University of Edinburgh
The University of Edinburgh is part of the prestigious Russell Group, and is a leader in science research. Lecturers at the university helped lead the discovery of carbon dioxide and chloroform anaesthesia, and even developed the first automated industrial assembly robot. The university is also particularly passionate about supporting the wider Edinburgh community, with their campaign to increase ethnic diversity among teachers in Scotland and their dedicated climate change institute (Scotland’s leading climate action hub).
So, what kind of physics degrees does the University of Edinburgh offer? There’s a general physics degree and a physics degree with an integrated master’s. There’s also some more specialised courses, such as their acoustics and music technology course, where you’ll apply physics theory to design music software. If you come from a disadvantaged background, the university provides widening access offers (grades below the average) to recognise the challenges you may have faced.
University of Glasgow
Another leading Russell Group university, physics students at the University of Glasgow can make use of their university's observatory and planetarium equipment, and learn from lecturers who work for CERN and LIGO. Physics students have the option to customise their degree, with ‘physics and computer science’ and ‘chemical physics’ just two of the options available depending on which modules you select. No matter which subject combination you study, in your final years you’ll be able to complete an independent research project and learn more about the technological applications of physics.
At the University of Glasgow, there’s always opportunities to learn more about physics. The university has a Physics society and an Astronomy society, who organise a range of events and discussions. The astronomy society even organises a camping trip to Galloway International Dark Sky Park, where the extremely dark night skies make for breathtaking stargazing.
University of the Highlands and Islands
Studying at the University of the Highlands and Islands (UHI) allows you to have study sessions with a view, as it overlooks the most stunning mountains and beaches of Scotland. UHI is actually made up of 12 colleges and universities (spread across the highlands and islands, as the name suggests), meaning there’s a broad range of courses to choose from. For example, they offer a HNC in Sound Production, with the option to continue your studies and gain a degree in audio engineering. There’s even an online Professional Development Award in Renewable Energy Systems on offer, where you’ll learn from key players in the development of renewable systems in Scotland. Similarly, UHI’s marine engineering HNC allows students to visit local shipping companies and try out state of the art simulations equipment.

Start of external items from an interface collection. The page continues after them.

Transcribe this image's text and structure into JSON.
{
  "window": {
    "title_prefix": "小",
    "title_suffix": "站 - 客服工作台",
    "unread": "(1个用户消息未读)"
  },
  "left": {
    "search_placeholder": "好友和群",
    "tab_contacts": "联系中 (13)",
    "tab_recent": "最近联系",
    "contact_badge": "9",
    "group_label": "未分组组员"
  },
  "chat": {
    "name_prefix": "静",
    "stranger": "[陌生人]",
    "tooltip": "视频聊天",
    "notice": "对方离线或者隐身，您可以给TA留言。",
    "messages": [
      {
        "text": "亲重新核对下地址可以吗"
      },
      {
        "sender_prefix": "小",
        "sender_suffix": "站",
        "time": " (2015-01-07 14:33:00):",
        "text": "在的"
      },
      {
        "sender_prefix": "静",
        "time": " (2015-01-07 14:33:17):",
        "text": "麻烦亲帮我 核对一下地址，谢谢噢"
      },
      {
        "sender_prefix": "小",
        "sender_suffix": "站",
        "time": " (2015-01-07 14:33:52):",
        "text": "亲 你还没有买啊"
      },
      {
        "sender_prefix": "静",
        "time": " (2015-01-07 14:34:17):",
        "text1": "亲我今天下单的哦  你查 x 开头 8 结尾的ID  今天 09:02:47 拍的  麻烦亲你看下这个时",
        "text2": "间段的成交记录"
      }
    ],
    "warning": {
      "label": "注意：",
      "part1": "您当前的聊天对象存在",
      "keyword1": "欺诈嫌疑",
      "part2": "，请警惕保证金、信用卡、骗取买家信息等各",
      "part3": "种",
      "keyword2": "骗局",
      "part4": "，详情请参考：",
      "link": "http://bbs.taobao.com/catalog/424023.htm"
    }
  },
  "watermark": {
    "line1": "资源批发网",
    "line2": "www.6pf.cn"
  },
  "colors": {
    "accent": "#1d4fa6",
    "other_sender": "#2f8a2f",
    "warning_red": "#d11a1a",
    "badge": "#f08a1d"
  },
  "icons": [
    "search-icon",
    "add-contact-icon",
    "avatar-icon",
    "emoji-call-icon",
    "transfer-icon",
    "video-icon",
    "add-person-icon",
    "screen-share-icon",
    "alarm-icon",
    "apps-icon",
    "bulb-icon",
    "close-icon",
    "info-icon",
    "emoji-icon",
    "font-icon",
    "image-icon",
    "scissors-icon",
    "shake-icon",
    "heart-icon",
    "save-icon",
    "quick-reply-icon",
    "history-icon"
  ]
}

University of St Andrews
The University of St Andrews is the fourth oldest university in the English speaking world, so they have an extensive history of physics lecturing and research. Today, their research focuses on three key areas: astrophysics, condensed matter physics and photonics. Their findings are used to help improve the world we live in, with current lecturers developing sensors to detect explosives and pesticides, and even monitor volcanoes. Furthermore, the university organises a number of initiatives to teach the general public about the wonders of science, including open nights at their observatory and cell block science (relaxed science learning for prisoners and their families)
If you’re struggling to decide whether to study physics or another subject, the University of St Andrews offers a range of joint honours physics degrees, such as maths and physics and philosophy and physics. They’re also committed to providing additional support to students from underrepresented groups, with their Gateway to Physics and Astronomy programme. Scottish students who live in an area of deprivation start off their degree with unique modules just for the gateway cohort. In these intimate classes, you’ll be able to further develop fundamental physics and general study skills.
University of Strathclyde
As the only university to have won Times Higher Education University of the Year twice, studying at the University of Strathclyde is clearly a great option. One of the best things about the university is the range of courses they offer. If you know that you’d like to become a physicist they offer a ‘Physics with advanced research’ degree, while aspiring physics teachers can study ‘Physics with teaching.’
Plus, if you’re more interested in the practical side of physics, the university offers a variety of engineering degrees. How about naval architecture with ocean engineering, sports design engineering, or aero-mechanical engineering? The university’s research in emerging areas of physics, from neuroscience to optical technologies, means graduates are well prepared for the modern world.